:: Exercise ::
The word to look for is "battery". Report every line of the entries below that has it.

:: Source records ::
-------

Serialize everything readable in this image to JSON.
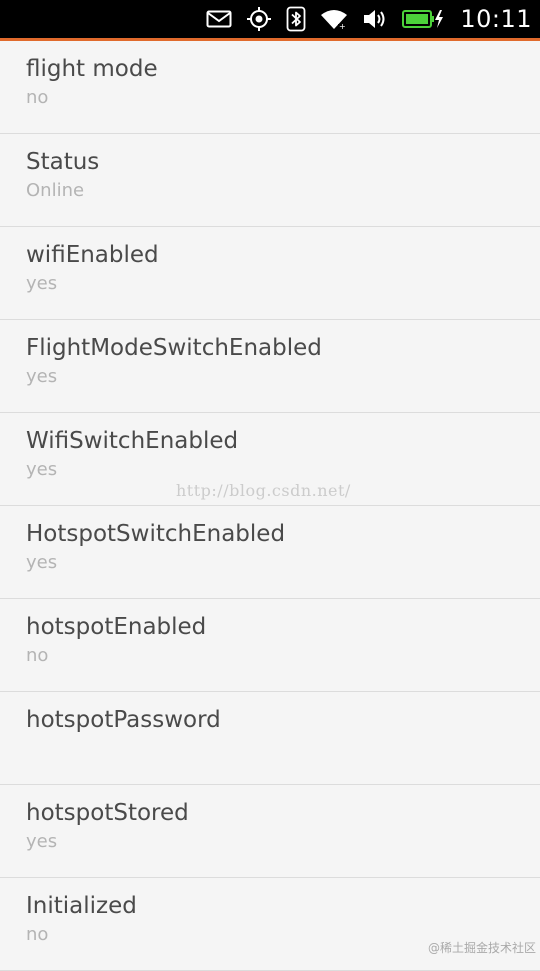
{
  "status_bar": {
    "time": "10:11",
    "icons": [
      "mail-icon",
      "gps-icon",
      "bluetooth-icon",
      "wifi-icon",
      "volume-icon",
      "battery-charging-icon"
    ]
  },
  "settings": [
    {
      "title": "flight mode",
      "value": "no"
    },
    {
      "title": "Status",
      "value": "Online"
    },
    {
      "title": "wifiEnabled",
      "value": "yes"
    },
    {
      "title": "FlightModeSwitchEnabled",
      "value": "yes"
    },
    {
      "title": "WifiSwitchEnabled",
      "value": "yes"
    },
    {
      "title": "HotspotSwitchEnabled",
      "value": "yes"
    },
    {
      "title": "hotspotEnabled",
      "value": "no"
    },
    {
      "title": "hotspotPassword",
      "value": ""
    },
    {
      "title": "hotspotStored",
      "value": "yes"
    },
    {
      "title": "Initialized",
      "value": "no"
    }
  ],
  "watermark": "http://blog.csdn.net/",
  "corner_mark": "@稀土掘金技术社区",
  "colors": {
    "accent": "#e06a2c",
    "battery": "#4cd13a"
  }
}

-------

:: Solution to the exercise ::
      "battery-charging-icon"
    "battery": "#4cd13a"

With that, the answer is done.